GitHub is a great tool for developers to work together on software. Though its primary focus is software, a lot of people find it useful for non-software projects. For example, a co-worker of mine has a repository where he tracks a pet project:

I bought a crappy 1987 Honda XR600 and I am going to turn it into something awesome

A while back, Wired ran an article about a man who renovated his home on GitHub. He even has a 3-D model of his beskpoke artisanal bathroom plug. Send a pull request why dontcha?


Another person dedicated his genome to the public domain on GitHub. Sadly, genetic technology is not quite at the point where he can merge a pull request all the way to his own body. But who knows? Someday it might be possible to hit that green Merge button and instantly sprout wings. Of course, the downside of such genetic tinkering is you’d need a new wardrobe. I’m not sure Gap sells shirts with wing holes.

Just the other day, I read a blog post about a company that uses GitHub for everything.

  • Internal wiki
  • Recruitment process
  • Day-to-day operations
  • Marketing efforts
  • And a lot more …

As for me…

Meanwhile, I used GitHub to save my marriage. Ok, that might be a tiny bit of hyperbole for dramatic effect (right honey? Right?!!!).

Let me back up a moment to provide some context.

One of the central points of David Allen’s Getting Things Done system is that all the lists of stuff we hold in our head uses up “psychic RAM” and that creates stress. This “psychic weight” drags us down and wears on our psyche.

When you’re a family with a house and kids, you have a lot of lists and thus need a lot of mental RAM. Things break down in the house all the time. You have to drag the kids to a myriad of events and appointments. You need to attend to recurring chores. If you’re not on top of these things, they fall through the cracks.

There’s two common approaches to deal with this.

The first is to always think about everything that needs to be done and bear the full psychic weight and stress of always being on point.

The second is what I call the squeaky wheel approach. You remain blissfully ignorant of all these demands until such a time comes when something is so bad that it forces your attention. Or, as is often the case, it gets so bad for someone else (after all, you’re blissfully ignorant) that they make it a priority for you. A lot of things tend to get dropped with this approach that shouldn’t be dropped.

The second approach carries with it much less psychic weight, but it isn’t very respectful to a person who employs the first approach and leads to a lot of interpersonal tension.

I’ll let you guess which approach I tend to employ.
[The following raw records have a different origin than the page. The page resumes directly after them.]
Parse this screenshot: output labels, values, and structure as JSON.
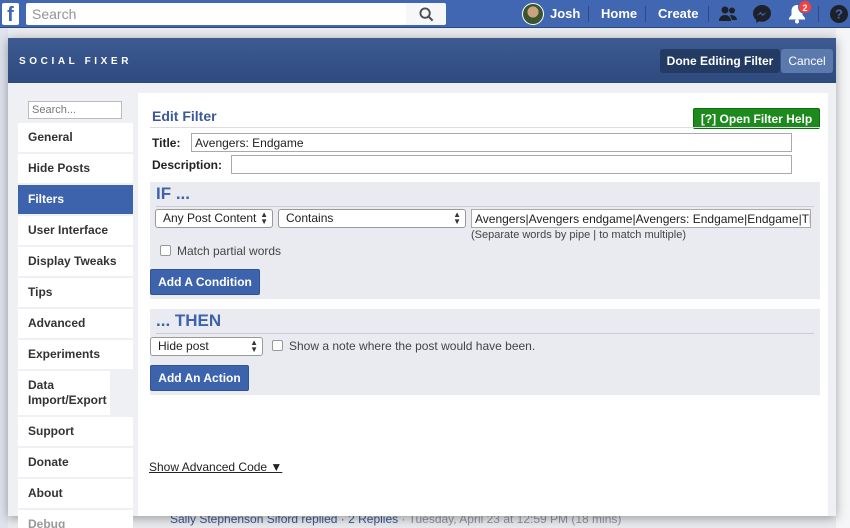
{
  "fb": {
    "logo": "f",
    "search_placeholder": "Search",
    "user_name": "Josh",
    "nav_home": "Home",
    "nav_create": "Create",
    "notification_count": "2",
    "icons": [
      "search-icon",
      "friends-icon",
      "messenger-icon",
      "bell-icon",
      "help-icon"
    ]
  },
  "dialog": {
    "brand": "SOCIAL FIXER",
    "done_label": "Done Editing Filter",
    "cancel_label": "Cancel"
  },
  "sidebar": {
    "search_placeholder": "Search...",
    "items": [
      {
        "label": "General"
      },
      {
        "label": "Hide Posts"
      },
      {
        "label": "Filters",
        "active": true
      },
      {
        "label": "User Interface"
      },
      {
        "label": "Display Tweaks"
      },
      {
        "label": "Tips"
      },
      {
        "label": "Advanced"
      },
      {
        "label": "Experiments"
      },
      {
        "label": "Data Import/Export"
      },
      {
        "label": "Support"
      },
      {
        "label": "Donate"
      },
      {
        "label": "About"
      },
      {
        "label": "Debug",
        "disabled": true
      }
    ]
  },
  "editor": {
    "heading": "Edit Filter",
    "help_button": "[?] Open Filter Help",
    "title_label": "Title:",
    "title_value": "Avengers: Endgame",
    "description_label": "Description:",
    "description_value": "",
    "if": {
      "heading": "IF ...",
      "field_select": "Any Post Content",
      "operator_select": "Contains",
      "match_value": "Avengers|Avengers endgame|Avengers: Endgame|Endgame|Th",
      "hint": "(Separate words by pipe | to match multiple)",
      "partial_label": "Match partial words",
      "partial_checked": false,
      "add_condition": "Add A Condition"
    },
    "then": {
      "heading": "... THEN",
      "action_select": "Hide post",
      "note_label": "Show a note where the post would have been.",
      "note_checked": false,
      "add_action": "Add An Action"
    },
    "advanced_link": "Show Advanced Code ▼"
  },
  "background": {
    "reply_text": "Sally Stephenson Siford replied · 2 Replies",
    "timestamp": "· Tuesday, April 23 at 12:59 PM (18 mins)"
  },
  "colors": {
    "facebook_blue": "#4267b2",
    "header_dark": "#2e4a7e",
    "accent_blue": "#3d63ad",
    "help_green": "#1d8a1d",
    "badge_red": "#fa3e3e"
  }
}
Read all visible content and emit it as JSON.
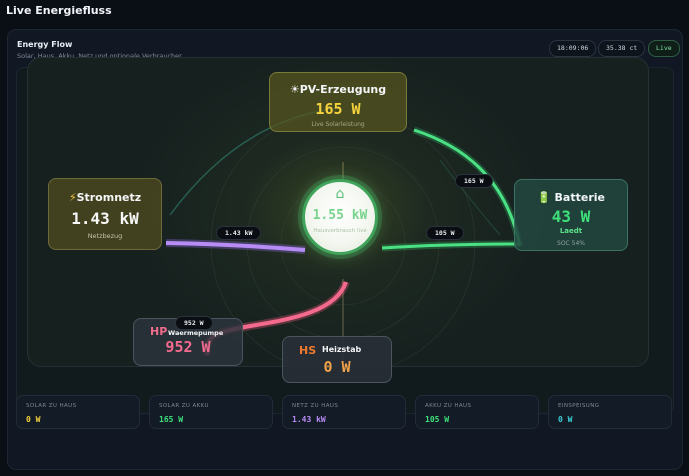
{
  "page": {
    "title": "Live Energiefluss"
  },
  "card": {
    "title": "Energy Flow",
    "subtitle": "Solar, Haus, Akku, Netz und optionale Verbraucher",
    "time": "18:09:06",
    "price": "35.38 ct",
    "status": "Live"
  },
  "nodes": {
    "pv": {
      "icon": "sun-icon",
      "icon_glyph": "☀",
      "label": "PV-Erzeugung",
      "value": "165 W",
      "sub": "Live Solarleistung",
      "color": "#f5d33c"
    },
    "grid": {
      "icon": "lightning-icon",
      "icon_glyph": "⚡",
      "label": "Stromnetz",
      "value": "1.43 kW",
      "sub": "Netzbezug"
    },
    "battery": {
      "icon": "battery-icon",
      "icon_glyph": "🔋",
      "label": "Batterie",
      "value": "43 W",
      "state": "Laedt",
      "sub": "SOC 54%",
      "color": "#3ee07a"
    },
    "house": {
      "icon": "house-icon",
      "icon_glyph": "⌂",
      "value": "1.55 kW",
      "label": "Hausverbrauch live"
    },
    "heatpump": {
      "abbr": "HP",
      "label": "Waermepumpe",
      "value": "952 W",
      "color": "#f26a8d"
    },
    "heater": {
      "abbr": "HS",
      "label": "Heizstab",
      "value": "0 W",
      "color": "#f07a2c"
    }
  },
  "flows": {
    "pv_to_battery": "165 W",
    "grid_to_house": "1.43 kW",
    "battery_flow": "105 W",
    "house_to_heatpump": "952 W"
  },
  "stats": [
    {
      "label": "SOLAR ZU HAUS",
      "value": "0 W",
      "color": "#f5d33c"
    },
    {
      "label": "SOLAR ZU AKKU",
      "value": "165 W",
      "color": "#3ee07a"
    },
    {
      "label": "NETZ ZU HAUS",
      "value": "1.43 kW",
      "color": "#b78cf5"
    },
    {
      "label": "AKKU ZU HAUS",
      "value": "105 W",
      "color": "#3ee07a"
    },
    {
      "label": "EINSPEISUNG",
      "value": "0 W",
      "color": "#3ccfd6"
    }
  ]
}
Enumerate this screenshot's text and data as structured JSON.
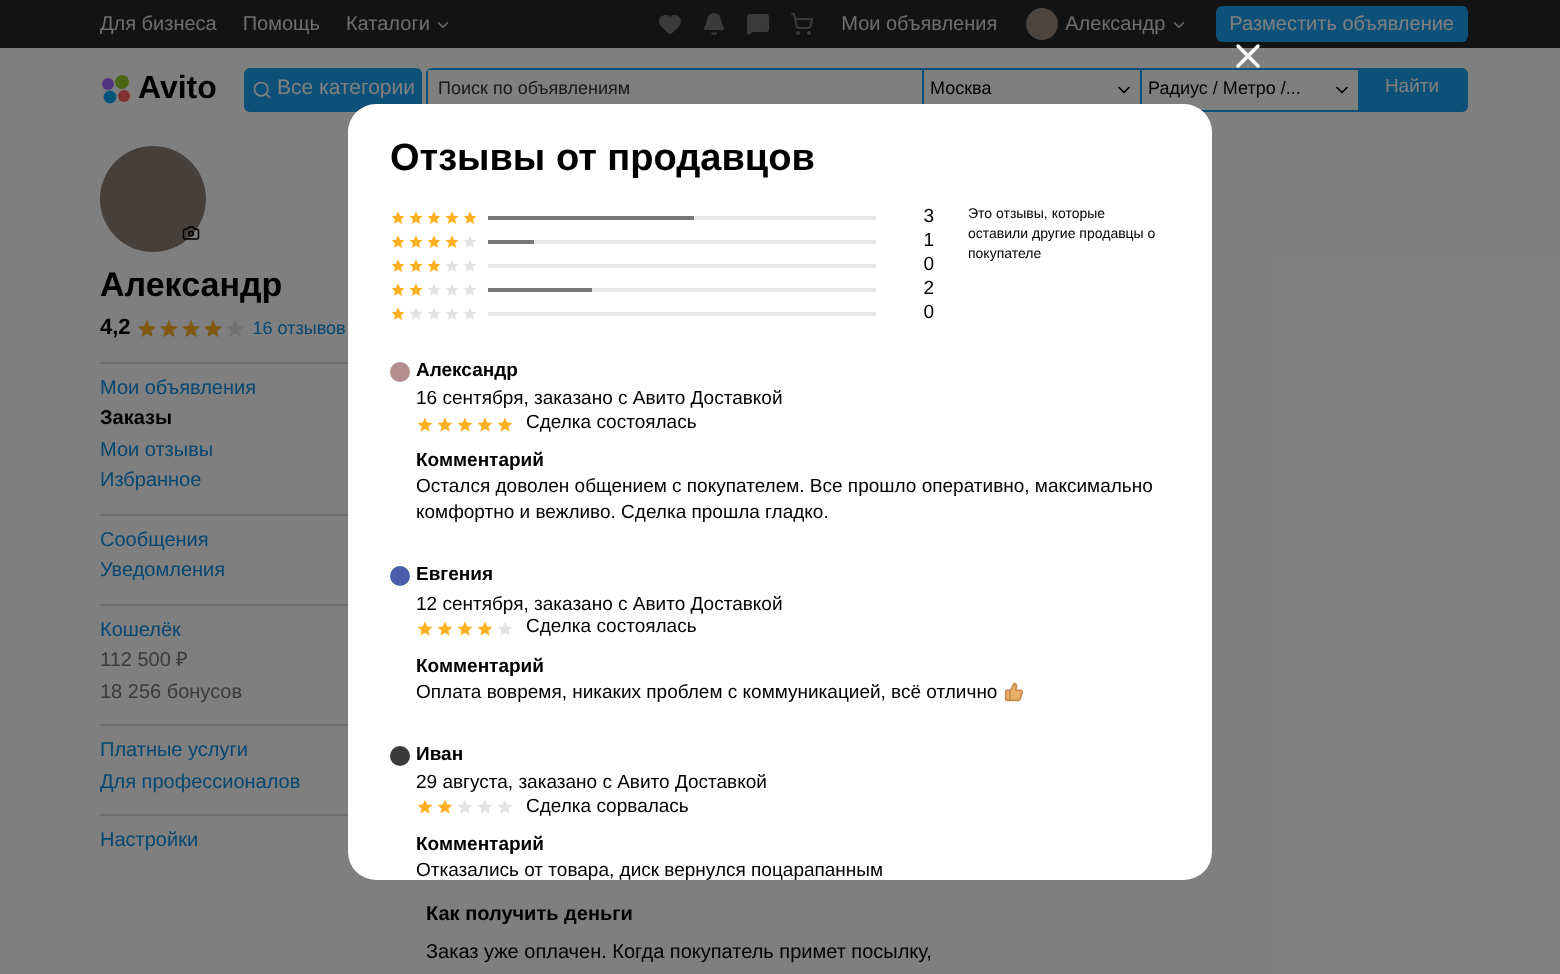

Part of the reason I employ the squeaky wheel approach is that I have a terrible memory and I’m quite good at not noticing things that need to get done. Worse, despite my ignorance, things were getting done and I just didn’t even notice. This reinforced the belief that everything was fine.

So my wife and I had a discussion about this. I can’t will myself to a better memory and improve my ability to notice things that need to get done. At the same time, while I suck at this stuff at home, I tend to be much more conscientious at work.

So I proposed an idea. What if we ran our household chores like a software project? By that, I mean a well-run software project, not your typical death march past deadline over budget projects. At work, I run everything through GitHub issues. So let’s try that at home!

The goal is that we should no longer maintain all these lists in our head. Instead, when we noticed something that needs to be done, we create an issue and we’re free to forget it right then and there because we can trust the process. Every week, we review the list together and try complete what issues we can. It relieves a lot of mental stress to rely on the system instead of our own fallible memories.

I created a private repository for our household. The following screenshot shows an example of a recent issue. Notice that I take advantage of the wonderful Task Lists feature of GitHub Flavored Markdown. That feature has been a godsend.

I broke down the task of cleaning out the dead bugs from the light fixtures into a list of tasks. I decided to take on this one and assigned it to myself.

A different kind of bug report for GitHub issues

The work involved to close an issue sometimes leads to the need to create more issues. In this case, I learned a valuable lesson - don’t use a screw driver to put a glass light cover back on. I was fortunate that the explosion of glass this created didn’t get anyone hurt.

Broken Lights

My wife and I have tried Trello and other systems in the past, but this one has been very successful for us and she’s been very happy with the results.

I also use Markdown documents in the repository to track kids meal ideas, lists of babysitters, weekend fun ideas, etc. It’s become even better now that we have rendered prose diffs. Our household GitHub repository helps me track just about related to our household. What interesting ways do you use GitHub for non-software projects?

UPDATE 2014-08-07 I just learned about a service called GitHub Reminders.

Get a email reminder by creating a GitHub issue comment with a emoji and a naural language date. Login and Signup with your Account to get started

This sounds like it could be very useful for a household issue tracker.